Anyway, you get the gist, right? Things would go as you might think: Danny would give John a hard time at work; John and Diane would start up an illicit affair that the audience would be rooting for; John would have a series of blow ups with his father, who, as a university professor, would turn out to be an ally of Bill Martin; etc. The catalyst for all the confrontation, of course, would be renovation of Michigan Stadium, a hallowed place that John's great grandfather helped build as a gathering place for all of Ann Arbor to root on the mighty Wolverines, a program that was legendary but had fallen on recent hard times thanks to the bumblings of a good-guy coach who was in over his head. Tired of losing and motivated by corporate avarice, the athletic director would lead a seemingly unbeatable campaign to overhaul the Big House, renovating the seats, concourses, and bathrooms; making it ADA-compliant; and subsidizing the whole project by installing luxury boxes that would fundamentally alter the egalitarian design of a cherished place.
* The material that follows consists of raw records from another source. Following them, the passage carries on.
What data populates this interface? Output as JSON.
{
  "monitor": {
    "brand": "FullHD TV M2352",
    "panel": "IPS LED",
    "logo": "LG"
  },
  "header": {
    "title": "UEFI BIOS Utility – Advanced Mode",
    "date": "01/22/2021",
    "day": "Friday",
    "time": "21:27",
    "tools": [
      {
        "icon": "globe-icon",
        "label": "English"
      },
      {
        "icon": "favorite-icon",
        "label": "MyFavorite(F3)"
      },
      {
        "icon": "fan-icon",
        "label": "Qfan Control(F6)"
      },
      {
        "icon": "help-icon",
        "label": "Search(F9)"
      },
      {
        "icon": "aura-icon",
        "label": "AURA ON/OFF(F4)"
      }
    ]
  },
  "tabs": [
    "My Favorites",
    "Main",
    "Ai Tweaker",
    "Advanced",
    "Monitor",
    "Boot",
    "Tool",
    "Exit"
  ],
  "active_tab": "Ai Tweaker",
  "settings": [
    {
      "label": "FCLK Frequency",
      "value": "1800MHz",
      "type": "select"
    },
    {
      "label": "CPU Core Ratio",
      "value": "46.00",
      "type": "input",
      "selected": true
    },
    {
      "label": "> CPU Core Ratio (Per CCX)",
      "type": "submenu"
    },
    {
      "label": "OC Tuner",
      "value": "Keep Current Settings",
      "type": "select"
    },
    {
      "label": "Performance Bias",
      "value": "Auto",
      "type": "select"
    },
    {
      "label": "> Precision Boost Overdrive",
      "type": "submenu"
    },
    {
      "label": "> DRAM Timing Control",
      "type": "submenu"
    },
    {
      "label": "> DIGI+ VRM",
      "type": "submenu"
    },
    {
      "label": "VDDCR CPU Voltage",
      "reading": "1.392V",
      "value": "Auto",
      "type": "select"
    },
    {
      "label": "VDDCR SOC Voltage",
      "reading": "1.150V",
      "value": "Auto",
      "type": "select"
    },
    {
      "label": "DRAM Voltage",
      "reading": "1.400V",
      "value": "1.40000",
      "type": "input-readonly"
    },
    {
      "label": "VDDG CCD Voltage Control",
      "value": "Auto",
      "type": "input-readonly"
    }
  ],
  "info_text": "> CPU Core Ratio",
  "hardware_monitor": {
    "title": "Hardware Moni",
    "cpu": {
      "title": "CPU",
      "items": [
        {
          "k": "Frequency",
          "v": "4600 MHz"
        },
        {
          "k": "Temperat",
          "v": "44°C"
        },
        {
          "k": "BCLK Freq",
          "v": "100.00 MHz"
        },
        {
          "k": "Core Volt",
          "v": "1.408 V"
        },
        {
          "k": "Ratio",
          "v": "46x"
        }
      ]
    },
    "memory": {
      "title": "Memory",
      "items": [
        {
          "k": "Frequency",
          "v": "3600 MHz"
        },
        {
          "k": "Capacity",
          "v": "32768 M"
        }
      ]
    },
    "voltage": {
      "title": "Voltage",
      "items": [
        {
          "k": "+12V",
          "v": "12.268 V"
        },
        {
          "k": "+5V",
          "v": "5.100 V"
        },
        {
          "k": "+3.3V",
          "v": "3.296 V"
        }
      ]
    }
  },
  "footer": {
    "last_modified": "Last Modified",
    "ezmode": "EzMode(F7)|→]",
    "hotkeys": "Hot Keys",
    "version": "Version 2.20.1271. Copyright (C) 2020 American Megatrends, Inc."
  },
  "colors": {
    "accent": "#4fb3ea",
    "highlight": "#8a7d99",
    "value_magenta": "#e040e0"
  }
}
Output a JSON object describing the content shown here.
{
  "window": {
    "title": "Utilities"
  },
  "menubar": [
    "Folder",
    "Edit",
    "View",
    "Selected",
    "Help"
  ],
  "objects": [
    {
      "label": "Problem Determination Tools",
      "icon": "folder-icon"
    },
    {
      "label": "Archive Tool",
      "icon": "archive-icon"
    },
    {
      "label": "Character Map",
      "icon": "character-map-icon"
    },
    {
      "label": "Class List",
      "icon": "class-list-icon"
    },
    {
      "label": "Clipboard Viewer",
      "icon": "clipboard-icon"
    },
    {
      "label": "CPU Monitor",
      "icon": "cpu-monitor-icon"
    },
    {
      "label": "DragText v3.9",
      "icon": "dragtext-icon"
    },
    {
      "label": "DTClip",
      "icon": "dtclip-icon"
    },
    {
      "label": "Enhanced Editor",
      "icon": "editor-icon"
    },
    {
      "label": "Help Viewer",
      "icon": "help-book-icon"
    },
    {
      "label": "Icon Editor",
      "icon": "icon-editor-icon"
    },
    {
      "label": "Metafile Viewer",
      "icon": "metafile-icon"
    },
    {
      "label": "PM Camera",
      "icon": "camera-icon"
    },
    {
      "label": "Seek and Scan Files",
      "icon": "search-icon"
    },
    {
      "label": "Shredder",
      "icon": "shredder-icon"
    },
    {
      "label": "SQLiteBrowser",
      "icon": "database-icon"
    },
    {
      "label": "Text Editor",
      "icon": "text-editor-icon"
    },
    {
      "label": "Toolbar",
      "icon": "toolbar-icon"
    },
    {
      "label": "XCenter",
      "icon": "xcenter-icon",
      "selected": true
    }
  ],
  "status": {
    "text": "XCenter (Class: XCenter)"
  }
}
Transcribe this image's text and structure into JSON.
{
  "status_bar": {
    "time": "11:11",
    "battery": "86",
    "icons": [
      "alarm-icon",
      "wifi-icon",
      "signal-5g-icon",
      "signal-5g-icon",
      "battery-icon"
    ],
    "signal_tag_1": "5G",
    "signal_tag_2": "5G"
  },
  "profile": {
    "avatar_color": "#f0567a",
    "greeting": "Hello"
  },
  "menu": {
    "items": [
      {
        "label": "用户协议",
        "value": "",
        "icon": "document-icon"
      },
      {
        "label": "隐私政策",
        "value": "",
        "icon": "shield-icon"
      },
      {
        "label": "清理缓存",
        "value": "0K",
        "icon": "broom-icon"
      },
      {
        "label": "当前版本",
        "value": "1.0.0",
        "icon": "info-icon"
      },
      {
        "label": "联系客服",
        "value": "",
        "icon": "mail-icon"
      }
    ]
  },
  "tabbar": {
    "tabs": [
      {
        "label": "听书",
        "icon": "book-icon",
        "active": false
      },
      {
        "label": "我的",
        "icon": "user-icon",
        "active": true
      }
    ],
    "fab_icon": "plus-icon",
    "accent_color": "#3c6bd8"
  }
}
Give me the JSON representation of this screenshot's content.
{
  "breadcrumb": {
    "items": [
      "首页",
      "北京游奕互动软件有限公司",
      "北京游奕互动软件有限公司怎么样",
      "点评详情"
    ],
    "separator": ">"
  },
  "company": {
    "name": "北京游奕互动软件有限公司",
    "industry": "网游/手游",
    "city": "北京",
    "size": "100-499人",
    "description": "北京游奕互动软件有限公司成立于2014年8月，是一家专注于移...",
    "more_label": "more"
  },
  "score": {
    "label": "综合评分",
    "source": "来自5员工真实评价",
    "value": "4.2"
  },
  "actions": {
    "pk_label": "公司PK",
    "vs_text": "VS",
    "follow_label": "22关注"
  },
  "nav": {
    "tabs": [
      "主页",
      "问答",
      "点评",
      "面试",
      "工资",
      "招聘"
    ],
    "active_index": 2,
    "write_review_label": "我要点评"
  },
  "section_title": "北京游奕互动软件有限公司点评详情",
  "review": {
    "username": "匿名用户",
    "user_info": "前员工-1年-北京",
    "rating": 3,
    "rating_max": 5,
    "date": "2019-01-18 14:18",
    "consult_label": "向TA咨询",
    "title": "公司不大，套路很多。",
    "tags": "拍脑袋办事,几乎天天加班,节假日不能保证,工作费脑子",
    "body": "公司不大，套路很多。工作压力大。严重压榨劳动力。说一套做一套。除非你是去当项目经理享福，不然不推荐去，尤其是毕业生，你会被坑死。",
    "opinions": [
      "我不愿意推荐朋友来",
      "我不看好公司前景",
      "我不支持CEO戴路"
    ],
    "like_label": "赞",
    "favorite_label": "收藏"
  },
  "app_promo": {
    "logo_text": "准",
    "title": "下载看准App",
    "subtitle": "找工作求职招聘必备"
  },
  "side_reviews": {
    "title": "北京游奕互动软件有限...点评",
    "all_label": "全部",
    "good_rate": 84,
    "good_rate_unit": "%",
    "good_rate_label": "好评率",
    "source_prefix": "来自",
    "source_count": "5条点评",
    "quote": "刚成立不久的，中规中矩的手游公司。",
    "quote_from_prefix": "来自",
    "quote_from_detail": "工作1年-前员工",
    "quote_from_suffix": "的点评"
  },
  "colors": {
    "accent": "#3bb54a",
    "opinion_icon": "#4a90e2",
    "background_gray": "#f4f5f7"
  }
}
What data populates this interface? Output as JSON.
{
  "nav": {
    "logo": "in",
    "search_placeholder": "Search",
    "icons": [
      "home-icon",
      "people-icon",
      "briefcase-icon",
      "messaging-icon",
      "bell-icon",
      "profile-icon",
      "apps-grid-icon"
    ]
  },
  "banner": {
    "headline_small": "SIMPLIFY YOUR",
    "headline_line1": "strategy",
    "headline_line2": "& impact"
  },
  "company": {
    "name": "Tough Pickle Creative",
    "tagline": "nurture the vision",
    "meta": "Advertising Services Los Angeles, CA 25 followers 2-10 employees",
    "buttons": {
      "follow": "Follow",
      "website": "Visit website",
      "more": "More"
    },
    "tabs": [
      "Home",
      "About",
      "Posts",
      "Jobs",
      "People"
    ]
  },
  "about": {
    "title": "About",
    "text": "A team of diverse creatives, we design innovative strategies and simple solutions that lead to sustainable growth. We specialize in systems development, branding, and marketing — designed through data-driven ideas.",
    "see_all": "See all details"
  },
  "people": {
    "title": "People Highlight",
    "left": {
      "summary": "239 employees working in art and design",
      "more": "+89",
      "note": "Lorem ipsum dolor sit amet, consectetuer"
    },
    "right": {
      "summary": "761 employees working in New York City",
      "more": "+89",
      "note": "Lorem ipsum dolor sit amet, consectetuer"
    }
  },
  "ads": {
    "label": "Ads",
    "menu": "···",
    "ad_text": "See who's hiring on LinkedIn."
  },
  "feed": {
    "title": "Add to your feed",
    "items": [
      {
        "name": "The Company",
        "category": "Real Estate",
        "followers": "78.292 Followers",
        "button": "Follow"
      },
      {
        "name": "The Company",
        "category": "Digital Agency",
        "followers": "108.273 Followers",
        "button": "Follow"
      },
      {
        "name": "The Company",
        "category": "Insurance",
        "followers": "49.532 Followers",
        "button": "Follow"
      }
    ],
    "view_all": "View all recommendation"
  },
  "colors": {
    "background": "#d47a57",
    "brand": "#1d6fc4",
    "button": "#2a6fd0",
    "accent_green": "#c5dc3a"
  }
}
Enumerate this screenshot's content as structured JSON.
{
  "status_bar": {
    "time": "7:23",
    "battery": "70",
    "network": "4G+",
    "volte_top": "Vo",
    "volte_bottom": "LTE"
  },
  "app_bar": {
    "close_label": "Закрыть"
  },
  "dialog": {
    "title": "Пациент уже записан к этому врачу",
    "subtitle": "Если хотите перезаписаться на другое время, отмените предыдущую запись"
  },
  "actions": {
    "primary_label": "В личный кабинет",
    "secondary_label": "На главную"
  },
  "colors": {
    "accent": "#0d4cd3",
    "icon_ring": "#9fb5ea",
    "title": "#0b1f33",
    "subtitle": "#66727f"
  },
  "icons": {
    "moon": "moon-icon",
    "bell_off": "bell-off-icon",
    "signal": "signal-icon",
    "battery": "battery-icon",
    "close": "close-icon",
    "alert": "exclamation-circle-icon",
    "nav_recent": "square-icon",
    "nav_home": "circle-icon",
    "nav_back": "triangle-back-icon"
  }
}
And of course, there would be the usual intrigue: Pollack's father's consent--a prerequisite for the proposed changes--would have been attained under false pretenses and Martin's purposeful duplicity.

By the end of act two, time would be running out to stop the stadium plans; Danny would be set to propose to Diane; and John would be left lying face down in a gutter somewhere near the Blind Pig after receiving a beatdown from Martin's hired thugs, some big European guys in black leather jackets. The dire circumstances would call for extreme measures, and John would likely have to engage in some elaborate scheme to break into Martin's office with the help of his lovable band of eccentric friends and steal documents that would expose the treachery at play.

The story would end as you might expect: John's shining light of truth would expose Martin's lies, stop the stadium plans, force a happy reconciliation with John's father, win back Diane's love, and save the Big House.

This is probably what Pollack has in his head. I mean it has to be, as I can't otherwise think of a good reason why he's carrying on like a baby with sour grapes in his mouth. Pollack seems to be arguing that an integral part of the Big House experience is sitting next to 110,000 people who are no better or worse than you. I'll be honest, that's kind of cool. So is walking in for the first time each week and surveying the spectacle of a crowd that big. But so long as I can see the game, I really don't usually stop to think about this stuff. And honestly, Pollack's position is one that also seems to argue for missing the first quarter because there are always lines at every gate ten minutes before kickoff; for feeling like you're caught in a death trap at the end of each game as you wait 30 minutes to get out of the stadium's bowl; for waiting in a long-ass line just to pee in a trough; for sitting down and feeling fat since you're inevitably left with six inches on the bench where you sit.

John, if alleviating all of these issues costs us, the Michigan community, a little less egalitarianism as corporations and rich individuals shell out money that will be used to make the athletics department stronger, I can live with that. But hey, that's just one man's opini--no, wait, it's not. It's also the opinion held by tons of fans, the University's president, the University's athletic director, and five of the eight University regents.

So you know what? Give me your season tickets. That'll show 'em. And even better, it will free you up to watch the games with a perfect, meritocratic group of your choice at some location where it's all about equality. Maybe the Soviet Union is still available for this party of yours?